Word-for-word reproduction, images excluded: copy every entry below.

(RECORDS begins)

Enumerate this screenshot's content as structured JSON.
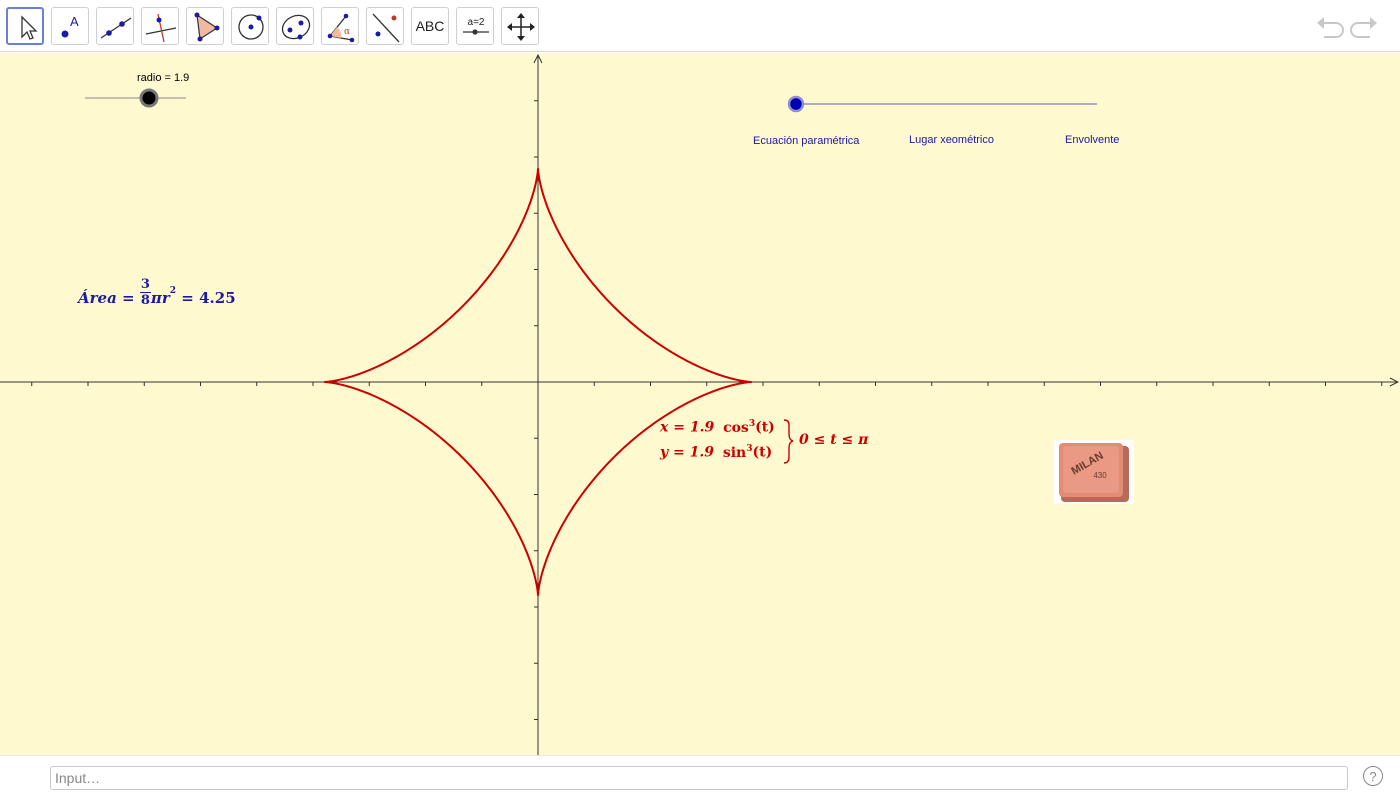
{
  "toolbar": {
    "tools": [
      {
        "name": "move-tool",
        "label": "",
        "icon": "cursor-arrow-icon",
        "active": true
      },
      {
        "name": "point-tool",
        "label": "A",
        "icon": "point-icon"
      },
      {
        "name": "line-tool",
        "label": "",
        "icon": "line-through-points-icon"
      },
      {
        "name": "perpendicular-line-tool",
        "label": "",
        "icon": "perpendicular-line-icon"
      },
      {
        "name": "polygon-tool",
        "label": "",
        "icon": "polygon-icon"
      },
      {
        "name": "circle-center-point-tool",
        "label": "",
        "icon": "circle-center-icon"
      },
      {
        "name": "ellipse-tool",
        "label": "",
        "icon": "ellipse-icon"
      },
      {
        "name": "angle-tool",
        "label": "α",
        "icon": "angle-icon"
      },
      {
        "name": "reflect-tool",
        "label": "",
        "icon": "reflect-about-line-icon"
      },
      {
        "name": "text-tool",
        "label": "ABC",
        "icon": "text-icon"
      },
      {
        "name": "slider-tool",
        "label": "a=2",
        "icon": "slider-icon"
      },
      {
        "name": "move-graphics-tool",
        "label": "",
        "icon": "move-arrows-icon"
      }
    ],
    "undo_icon": "undo-icon",
    "redo_icon": "redo-icon"
  },
  "graphics": {
    "slider_radio": {
      "label": "radio = 1.9",
      "value": 1.9
    },
    "animation_slider": {
      "value": 0
    },
    "menu": {
      "parametric": "Ecuación paramétrica",
      "locus": "Lugar xeométrico",
      "envelope": "Envolvente"
    },
    "area_formula": {
      "lhs": "Área",
      "eq1": "=",
      "num": "3",
      "den": "8",
      "pi_r": "πr",
      "exp": "2",
      "eq2": "=",
      "value": "4.25"
    },
    "parametric_formula": {
      "x_line": {
        "lhs": "x = 1.9",
        "func": "cos",
        "exp": "3",
        "arg": "(t)"
      },
      "y_line": {
        "lhs": "y = 1.9",
        "func": "sin",
        "exp": "3",
        "arg": "(t)"
      },
      "range": "0 ≤ t ≤ π"
    },
    "curve": {
      "type": "astroid",
      "radius": 1.9,
      "color": "#cc0000"
    },
    "formula_colors": {
      "area": "#1a1aa6",
      "parametric": "#cc0000"
    },
    "eraser_image": {
      "brand": "MILAN",
      "number": "430"
    }
  },
  "inputbar": {
    "placeholder": "Input…",
    "help_icon": "help-icon",
    "help_label": "?"
  }
}
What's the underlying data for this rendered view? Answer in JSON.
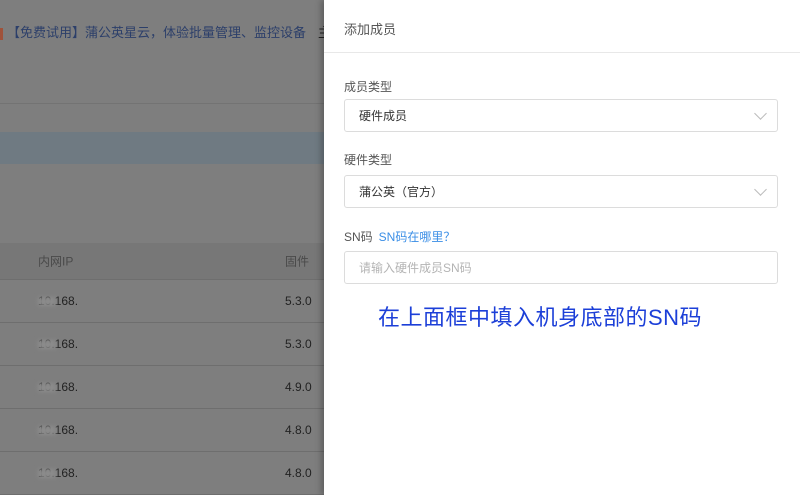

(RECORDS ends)

- THE COMPLETED TASK
Enumerate this screenshot's content as structured JSON.
{
  "toolbar": {
    "tools": [
      {
        "name": "move-tool",
        "label": "",
        "icon": "cursor-arrow-icon",
        "active": true
      },
      {
        "name": "point-tool",
        "label": "A",
        "icon": "point-icon"
      },
      {
        "name": "line-tool",
        "label": "",
        "icon": "line-through-points-icon"
      },
      {
        "name": "perpendicular-line-tool",
        "label": "",
        "icon": "perpendicular-line-icon"
      },
      {
        "name": "polygon-tool",
        "label": "",
        "icon": "polygon-icon"
      },
      {
        "name": "circle-center-point-tool",
        "label": "",
        "icon": "circle-center-icon"
      },
      {
        "name": "ellipse-tool",
        "label": "",
        "icon": "ellipse-icon"
      },
      {
        "name": "angle-tool",
        "label": "α",
        "icon": "angle-icon"
      },
      {
        "name": "reflect-tool",
        "label": "",
        "icon": "reflect-about-line-icon"
      },
      {
        "name": "text-tool",
        "label": "ABC",
        "icon": "text-icon"
      },
      {
        "name": "slider-tool",
        "label": "a=2",
        "icon": "slider-icon"
      },
      {
        "name": "move-graphics-tool",
        "label": "",
        "icon": "move-arrows-icon"
      }
    ],
    "undo_icon": "undo-icon",
    "redo_icon": "redo-icon"
  },
  "graphics": {
    "slider_radio": {
      "label": "radio = 1.9",
      "value": 1.9
    },
    "animation_slider": {
      "value": 0
    },
    "menu": {
      "parametric": "Ecuación paramétrica",
      "locus": "Lugar xeométrico",
      "envelope": "Envolvente"
    },
    "area_formula": {
      "lhs": "Área",
      "eq1": "=",
      "num": "3",
      "den": "8",
      "pi_r": "πr",
      "exp": "2",
      "eq2": "=",
      "value": "4.25"
    },
    "parametric_formula": {
      "x_line": {
        "lhs": "x = 1.9",
        "func": "cos",
        "exp": "3",
        "arg": "(t)"
      },
      "y_line": {
        "lhs": "y = 1.9",
        "func": "sin",
        "exp": "3",
        "arg": "(t)"
      },
      "range": "0 ≤ t ≤ π"
    },
    "curve": {
      "type": "astroid",
      "radius": 1.9,
      "color": "#cc0000"
    },
    "formula_colors": {
      "area": "#1a1aa6",
      "parametric": "#cc0000"
    },
    "eraser_image": {
      "brand": "MILAN",
      "number": "430"
    }
  },
  "inputbar": {
    "placeholder": "Input…",
    "help_icon": "help-icon",
    "help_label": "?"
  }
}
What's the underlying data for this rendered view? Answer in JSON.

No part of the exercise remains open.